(15A) opens with hardworking accountant Sandy Patterson (Jason Bateman) discovering that his bank accounts have been cleaned out by credit card scammer Diana (Melissa McCarthy) after he unwittingly gives her his personal details over the phone. Sandy is based in Colorado, Diana in Florida, so Sandy hatches a plan: he’ll travel to Florida and drag Diana back to Denver, where the local cops can arrest her for her crime. Straightforward in theory, but once Sandy arrives in Florida he discovers that he’s not the only person who wants to take Diana in — and the others all seem to have no qualms about using guns. There are strong echoes of Midnight Run (1988) and Planes, Trains and Automobiles (1987) in what transpires next, as mild-mannered Sandy quickly realises that he’s no match for professional con artist Diana. Foul-mouthed, aggressive and predatory, Diana — given a full-blooded performance by McCarthy — leads Sandy a merry dance, preying on his good nature and gullibility. Opposite her, in what is probably his best big screen performance to date, Bateman capitalises on his usual shtick as the put-upon Everyman, garnering audience sympathy even as he grows increasingly cynical and dishonest. Director Seth Gordon keeps it all ticking over at a reasonable pace, and the script generates just enough twists to make the tale interesting enough to stick with until the inevitable finale. It’s not nearly on a par with the movies it seeks to emulate, but Identity Thief is an enjoyable riff on the buddy road movie.

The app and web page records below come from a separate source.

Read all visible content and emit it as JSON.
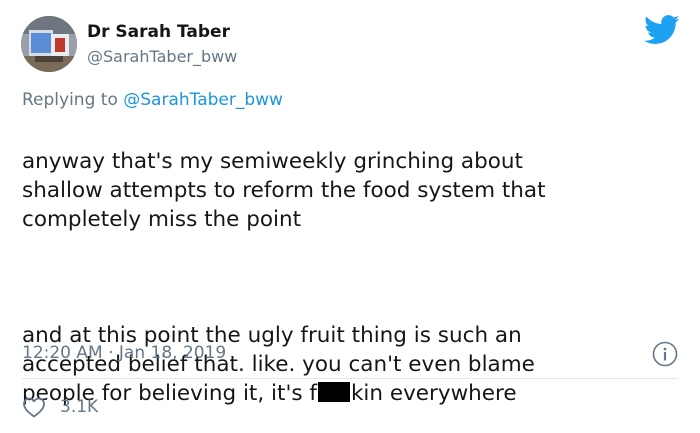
{
  "author": {
    "display_name": "Dr Sarah Taber",
    "handle": "@SarahTaber_bww"
  },
  "reply": {
    "prefix": "Replying to ",
    "mention": "@SarahTaber_bww"
  },
  "tweet": {
    "paragraph1": "anyway that's my semiweekly grinching about\nshallow attempts to reform the food system that\ncompletely miss the point",
    "paragraph2_line1": "and at this point the ugly fruit thing is such an\naccepted belief that. like. you can't even blame",
    "paragraph2_line3_before": "people for believing it, it's f",
    "paragraph2_line3_after": "kin everywhere"
  },
  "timestamp": "12:20 AM · Jan 18, 2019",
  "actions": {
    "like_count": "3.1K"
  },
  "icons": {
    "brand": "twitter-bird-icon",
    "info": "info-icon",
    "like": "heart-icon"
  },
  "colors": {
    "twitter_blue": "#1da1f2",
    "secondary_text": "#657786",
    "mention_link": "#1b95e0"
  }
}
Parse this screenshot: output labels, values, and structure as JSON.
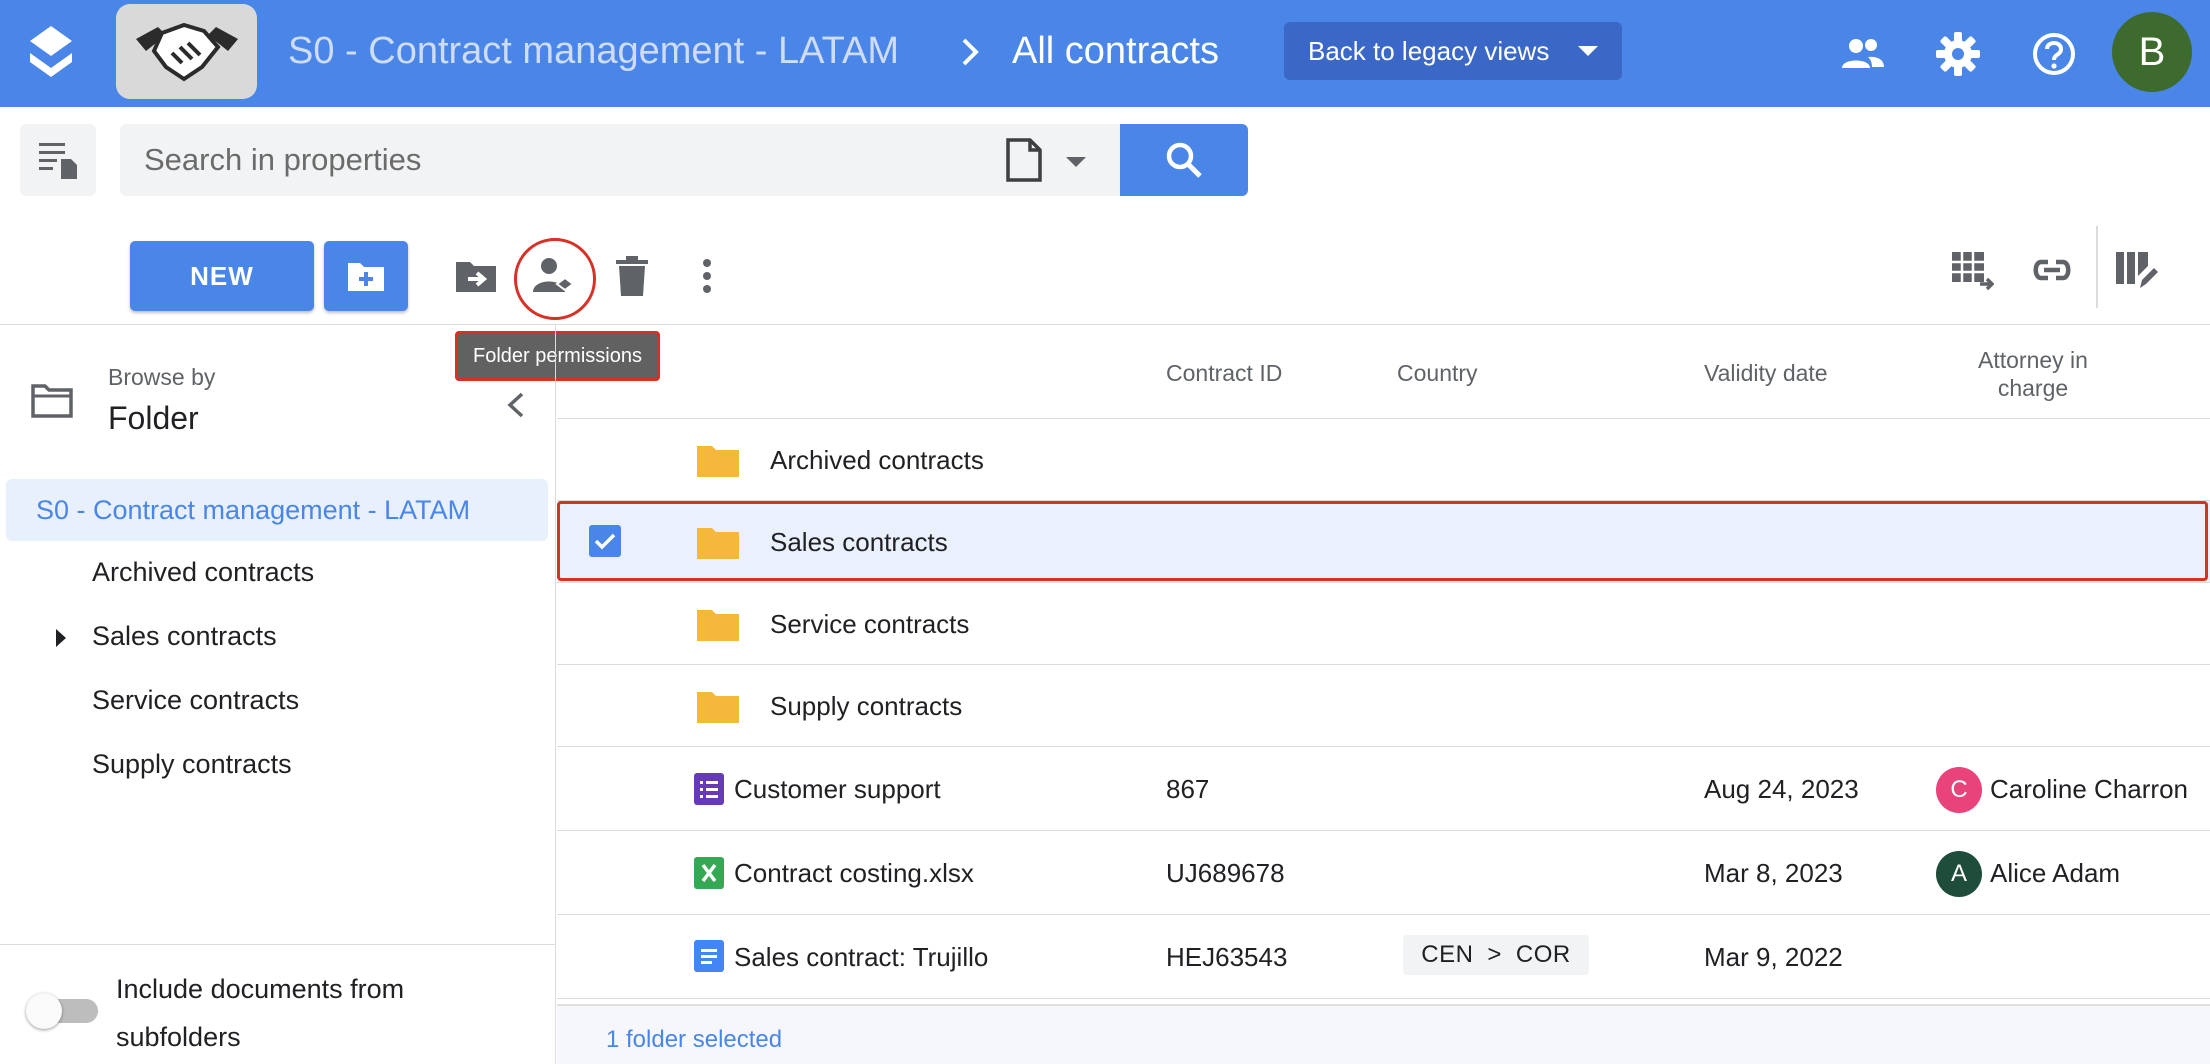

(12A) opens up with a prologue-style story that essentially retells the fairytale of Jack and the Beanstalk, although this version contains not one giant but an army of hundreds. Soon we’re segueing into the movie proper and watching a grown-up Jack (Nicholas Hoult) being persuaded to part with his horse by a thieving monk, who offers him beans which possess dark magic. Jack’s uncle dismisses his nephew’s claims, but that night the beans take root and shoot a massive beanstalk into the sky, taking the thrill-seeking Princess Isabelle (Eleanor Tomlinson) with it. King Brahmwell (Ian McShane) orders that Isabelle be rescued, and off up the beanstalk go Jack, Elmont (Ewan McGregor) and the conniving Roderick (Stanley Tucci). Directed by Bryan Singer, Jack the Giant Slayer is essentially a turbo-charged version of the fairytale every child knows. It pays full tribute to the fairytale’s otherworldliness in its depiction of the giants’ fabulous lair, while the tongue-in-cheek delivery of McGregor, McShane and the scene-stealing Tucci remind the audience that no one involved is taking it all too seriously. Except, unfortunately for the expressionless Nicholas Hoult, who lacks even a shred of charm or charisma as the supposed hero of the piece. It’s a good old-fashioned romp that provides plenty of thrills and spills, but a patchy script and uneven performances result in a fairytale that’s devoid of magic.
The end of the prehistoric world is nigh when we first encounter(G) in the latest animated tale from DreamWorks, a cave-dwelling family who live in perpetual fear of drought, famine, predators and — well, everything. Their worst fears are realised when the world itself begins to fall apart but hope arrives in the shape of Guy (voiced by Ryan Reynolds), a young man who appears to be able to generate fire at will — and who fires something of a passion in the heart of teenager Eep (Emma Stone). Grug (Nicholas Cage), the father of the Crood family, resists any change as dangerous, but soon Grug & Co have no choice but to learn life’s lessons from Guy as volcanoes erupt and the old ways disappear. Their journey towards the mountains where they’ll find safety is vividly rendered by the DreamWorks team, but the story feels episodic and lacks the usual DreamWorks finesse. That said, the film is never less than visually interesting — there are strong Biblical allusions, and references to Paradise Lost, for example — and there are more than enough slapstick comedy moments to satisfy the kids.